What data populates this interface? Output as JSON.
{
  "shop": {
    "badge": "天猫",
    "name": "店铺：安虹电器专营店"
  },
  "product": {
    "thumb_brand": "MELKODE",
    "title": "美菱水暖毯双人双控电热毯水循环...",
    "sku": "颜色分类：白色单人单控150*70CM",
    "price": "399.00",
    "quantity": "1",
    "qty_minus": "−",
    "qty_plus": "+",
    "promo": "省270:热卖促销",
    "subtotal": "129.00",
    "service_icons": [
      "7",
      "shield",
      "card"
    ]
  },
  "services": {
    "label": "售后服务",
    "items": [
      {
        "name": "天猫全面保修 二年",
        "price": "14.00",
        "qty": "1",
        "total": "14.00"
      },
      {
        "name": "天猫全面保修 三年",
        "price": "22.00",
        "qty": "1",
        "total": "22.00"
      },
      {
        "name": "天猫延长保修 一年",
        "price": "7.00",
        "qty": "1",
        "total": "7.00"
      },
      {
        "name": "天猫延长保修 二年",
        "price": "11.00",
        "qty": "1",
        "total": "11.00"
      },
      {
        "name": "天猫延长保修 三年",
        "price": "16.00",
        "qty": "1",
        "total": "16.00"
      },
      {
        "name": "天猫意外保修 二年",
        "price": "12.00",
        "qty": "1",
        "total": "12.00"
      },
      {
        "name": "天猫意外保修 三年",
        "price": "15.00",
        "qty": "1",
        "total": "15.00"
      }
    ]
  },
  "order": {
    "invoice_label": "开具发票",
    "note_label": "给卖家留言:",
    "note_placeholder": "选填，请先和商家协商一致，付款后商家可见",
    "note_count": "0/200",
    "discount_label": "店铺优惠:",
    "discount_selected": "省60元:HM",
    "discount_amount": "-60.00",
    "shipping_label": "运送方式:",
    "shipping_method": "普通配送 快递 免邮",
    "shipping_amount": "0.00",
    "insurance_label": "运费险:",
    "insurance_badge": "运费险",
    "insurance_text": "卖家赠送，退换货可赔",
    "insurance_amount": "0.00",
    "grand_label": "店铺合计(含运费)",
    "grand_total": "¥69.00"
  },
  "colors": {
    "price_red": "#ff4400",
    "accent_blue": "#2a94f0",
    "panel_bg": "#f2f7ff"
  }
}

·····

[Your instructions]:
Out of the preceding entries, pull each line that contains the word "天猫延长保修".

[Worked solution]:
        "name": "天猫延长保修 一年",
        "name": "天猫延长保修 二年",
        "name": "天猫延长保修 三年",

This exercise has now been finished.